Why is the pressure at the center of the earth higher than on the surface?


If I stand on the surface of the earth, 100% of it’s mass/gravity is pulling me in one direction, “down”.
If I’m at the center of the earth, isn’t the same mass/gravity equally distributed in all directions now, making me effectively weightless?

In: Physics

Pressure is stuff pushing on you. If you stand on a chair vs hold a chair above your head there is a big different in amount of stuff pushing down on you (one chairs worth).

At the center of the earth there is one earths worth of stuff pushing down on you.

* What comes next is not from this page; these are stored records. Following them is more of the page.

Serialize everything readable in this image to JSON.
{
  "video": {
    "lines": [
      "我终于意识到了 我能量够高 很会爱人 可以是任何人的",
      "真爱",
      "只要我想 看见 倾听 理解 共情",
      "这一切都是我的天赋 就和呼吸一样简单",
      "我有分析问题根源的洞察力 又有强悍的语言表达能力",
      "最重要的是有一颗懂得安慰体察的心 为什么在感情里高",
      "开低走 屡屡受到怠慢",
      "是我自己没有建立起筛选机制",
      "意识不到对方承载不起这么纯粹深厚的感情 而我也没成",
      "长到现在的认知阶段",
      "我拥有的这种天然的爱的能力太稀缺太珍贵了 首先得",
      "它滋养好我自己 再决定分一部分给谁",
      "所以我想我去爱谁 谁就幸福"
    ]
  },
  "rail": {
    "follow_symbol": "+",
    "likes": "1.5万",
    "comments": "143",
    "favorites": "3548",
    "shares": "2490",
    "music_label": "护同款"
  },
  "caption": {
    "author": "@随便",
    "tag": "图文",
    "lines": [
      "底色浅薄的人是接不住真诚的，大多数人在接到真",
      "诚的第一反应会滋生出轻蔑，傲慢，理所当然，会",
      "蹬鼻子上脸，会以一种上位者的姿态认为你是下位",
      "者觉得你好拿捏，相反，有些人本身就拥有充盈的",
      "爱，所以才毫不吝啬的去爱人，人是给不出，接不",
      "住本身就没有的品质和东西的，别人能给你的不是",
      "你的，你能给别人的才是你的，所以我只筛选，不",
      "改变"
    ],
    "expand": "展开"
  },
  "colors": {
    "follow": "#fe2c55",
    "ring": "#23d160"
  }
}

Okay, look at it a little differently, the earth is not ‘pulling you down’, it is actually ‘pushing you up’ at a constantly accelerating rate. We can call that 1 G. You do feel pressure because all of those air molecules are also being pushed upwards with you, but since they are traveling ever-so-slightly slower than you are (as your feet are planted on the ground and the gas is floating) you feel air pressure. If you are at the core, which is molten iron, the literal weight of the iron will be your pressure. Your tendency will be to pin against the solid surface at the edge whereas the iron molecules will try (and succeed) in holding you in place. Since there are a lot of iron molecules and they are densely packed, you will experience tremendous pressure.